In the association’s 2018 Profile of Home Buyers and Sellers (PDF) of more than 7,000 recent buyers, it also found that 15% of all buyers pick their neighborhood for its pet-friendly green spaces. This number was even higher — 27% — among buyers under 28 years old.
Liz Bryant, who leads Wells Fargo Home Lending’s national team of more than 4,000 mortgage consultants, said a recent study Wells Fargo commissioned of 1,0041 people age 21 and older further underscores pet power in home buying.
Of those surveyed, 41% of Americans cited space for pets as important to have in their dream home — even more important than space for kids (34%).
“When you’re buying a house, you’re looking for something that fits your lifestyle and your family, so if pets are a part of your family, you look for a home that fits their needs, too,” said Bryant, who bought a home near a park where she can walk her 1-year-old French bulldog Rudy and 8-year-old pug Momo.
“Our job at Wells Fargo is to help customers get the financing they need so they can achieve their homeownership goals, no matter what that goal is,” Bryant said. “If their goal is a home with space for their dog, we want to help them get there.”

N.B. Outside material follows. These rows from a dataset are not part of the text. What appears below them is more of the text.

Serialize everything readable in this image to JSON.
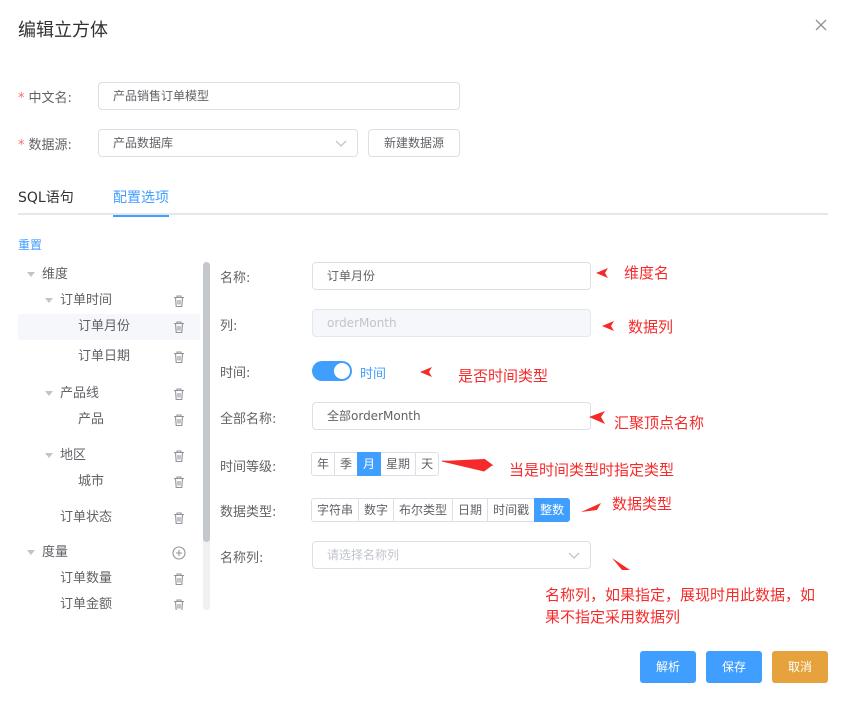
{
  "dialog": {
    "title": "编辑立方体"
  },
  "form": {
    "cn_name": {
      "label": "中文名:",
      "value": "产品销售订单模型"
    },
    "datasource": {
      "label": "数据源:",
      "value": "产品数据库",
      "new_button": "新建数据源"
    }
  },
  "tabs": [
    {
      "label": "SQL语句"
    },
    {
      "label": "配置选项"
    }
  ],
  "reset_label": "重置",
  "tree": [
    {
      "label": "维度",
      "level": 0,
      "expandable": true,
      "action": ""
    },
    {
      "label": "订单时间",
      "level": 1,
      "expandable": true,
      "action": "delete"
    },
    {
      "label": "订单月份",
      "level": 2,
      "expandable": false,
      "action": "delete",
      "selected": true
    },
    {
      "label": "订单日期",
      "level": 2,
      "expandable": false,
      "action": "delete"
    },
    {
      "label": "产品线",
      "level": 1,
      "expandable": true,
      "action": "delete"
    },
    {
      "label": "产品",
      "level": 2,
      "expandable": false,
      "action": "delete"
    },
    {
      "label": "地区",
      "level": 1,
      "expandable": true,
      "action": "delete"
    },
    {
      "label": "城市",
      "level": 2,
      "expandable": false,
      "action": "delete"
    },
    {
      "label": "订单状态",
      "level": 1,
      "expandable": false,
      "action": "delete"
    },
    {
      "label": "度量",
      "level": 0,
      "expandable": true,
      "action": "add"
    },
    {
      "label": "订单数量",
      "level": 1,
      "expandable": false,
      "action": "delete"
    },
    {
      "label": "订单金额",
      "level": 1,
      "expandable": false,
      "action": "delete"
    }
  ],
  "detail": {
    "name": {
      "label": "名称:",
      "value": "订单月份"
    },
    "column": {
      "label": "列:",
      "value": "orderMonth"
    },
    "time": {
      "label": "时间:",
      "switch_label": "时间",
      "on": true
    },
    "full_name": {
      "label": "全部名称:",
      "value": "全部orderMonth"
    },
    "time_level": {
      "label": "时间等级:",
      "options": [
        "年",
        "季",
        "月",
        "星期",
        "天"
      ],
      "selected": "月"
    },
    "data_type": {
      "label": "数据类型:",
      "options": [
        "字符串",
        "数字",
        "布尔类型",
        "日期",
        "时间戳",
        "整数"
      ],
      "selected": "整数"
    },
    "name_column": {
      "label": "名称列:",
      "placeholder": "请选择名称列"
    }
  },
  "annotations": {
    "name": "维度名",
    "column": "数据列",
    "time": "是否时间类型",
    "full_name": "汇聚顶点名称",
    "time_level": "当是时间类型时指定类型",
    "data_type": "数据类型",
    "name_column_line1": "名称列，如果指定，展现时用此数据，如",
    "name_column_line2": "果不指定采用数据列"
  },
  "buttons": {
    "parse": "解析",
    "save": "保存",
    "cancel": "取消"
  },
  "colors": {
    "primary": "#409eff",
    "warning": "#e6a23c",
    "annotation": "#f52b2b"
  }
}
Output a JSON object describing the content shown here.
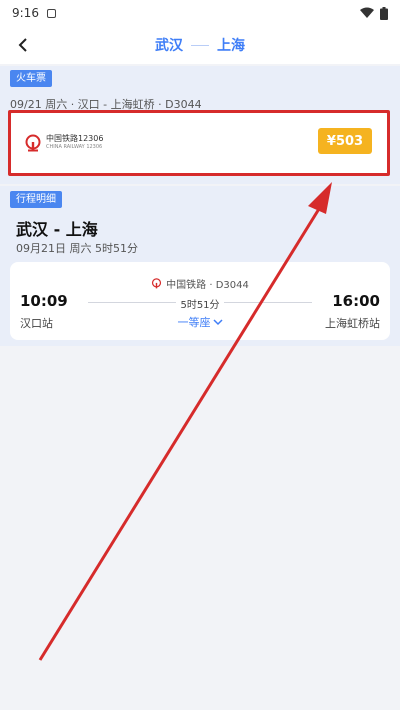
{
  "status": {
    "time": "9:16"
  },
  "nav": {
    "from": "武汉",
    "to": "上海"
  },
  "train_ticket": {
    "tag": "火车票",
    "info_line": "09/21 周六 · 汉口 - 上海虹桥 · D3044",
    "provider_name": "中国铁路12306",
    "provider_sub": "CHINA RAILWAY 12306",
    "price": "¥503"
  },
  "itinerary": {
    "tag": "行程明细",
    "title": "武汉 - 上海",
    "subtitle": "09月21日 周六   5时51分",
    "train_label": "中国铁路 · D3044",
    "departure_time": "10:09",
    "departure_station": "汉口站",
    "duration": "5时51分",
    "seat_class": "一等座",
    "arrival_time": "16:00",
    "arrival_station": "上海虹桥站"
  },
  "colors": {
    "accent": "#3f7ef7",
    "price": "#f5b320",
    "annotation": "#d62b2b"
  }
}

In Kuzel’s case, Wells Fargo Home Mortgage Consultant Lynn Bohm — a 39-year company veteran — helped her find a home that worked for her, Bernadette, and Grizzly, and also fit her budget, through a Minnesota Housing Finance Agency, or MHFA, program.
The program included homeownership counseling and allowed Kuzel to buy the home with a $2,000 down payment, preserving some of her savings. The rest of the money needed came from MHFA’s down payment assistance.
“A friend of mine told me about Lynn,” Kuzel said. “I didn’t know if I’d qualify for a loan with the savings I had — I knew I did not want to touch my 401(k) — and it was like she was a godsend to me when she said, ‘I can probably help you out with that.’ She then told me about the homebuying assistance program and guided me through all the steps.”
“This is a great program, because many people have the steady job, decent credit, and acceptable debt-to-income ratios, but just lack the down payment,” said Bohm. “Programs like MHFA, our yourFirst Mortgage®, and NeighborhoodLIFT® allow people to buy homes much sooner, instead of waiting until they save up a lot of money, which can be a significant barrier to homeownership.”
“It’s endings like this that make all the difference to me and what I get to do each day so incredibly satisfying,” Bohm said. “When you get to help someone like Pat who maybe didn’t believe they could be a homeowner become one, you can’t put a price tag on that. It’s a wonderful feeling.”
Pet power here to stay
Whether it’s driving purchases of pet-related products or homebuying decisions, said Jessica Lautz, vice president of Demographics and Behavioral Insights for the National Association of Realtors, pet power shows no signs of slowing as a retail force.
Since the association’s 2018 study of pets and homeownership, Lautz said, there has been a continued increase in the number of unmarried couples buying homes that offer green spaces for their dogs, or are close to parks and veterinarians.
“Twenty percent of unmarried couples chose their neighborhood for their pet needs,” she said. “These buyers won’t even look at homes in areas that don’t have those features, as their pet is considered a member of their family.”
For Kuzel, letting the needs of her dogs guide her choice of home couldn’t have worked out better. “My dogs love it here,” she said. “It’s so peaceful. I can sit out on the deck looking at the water and enjoy a cup of coffee with Bernadette and Grizzly right there beside me.”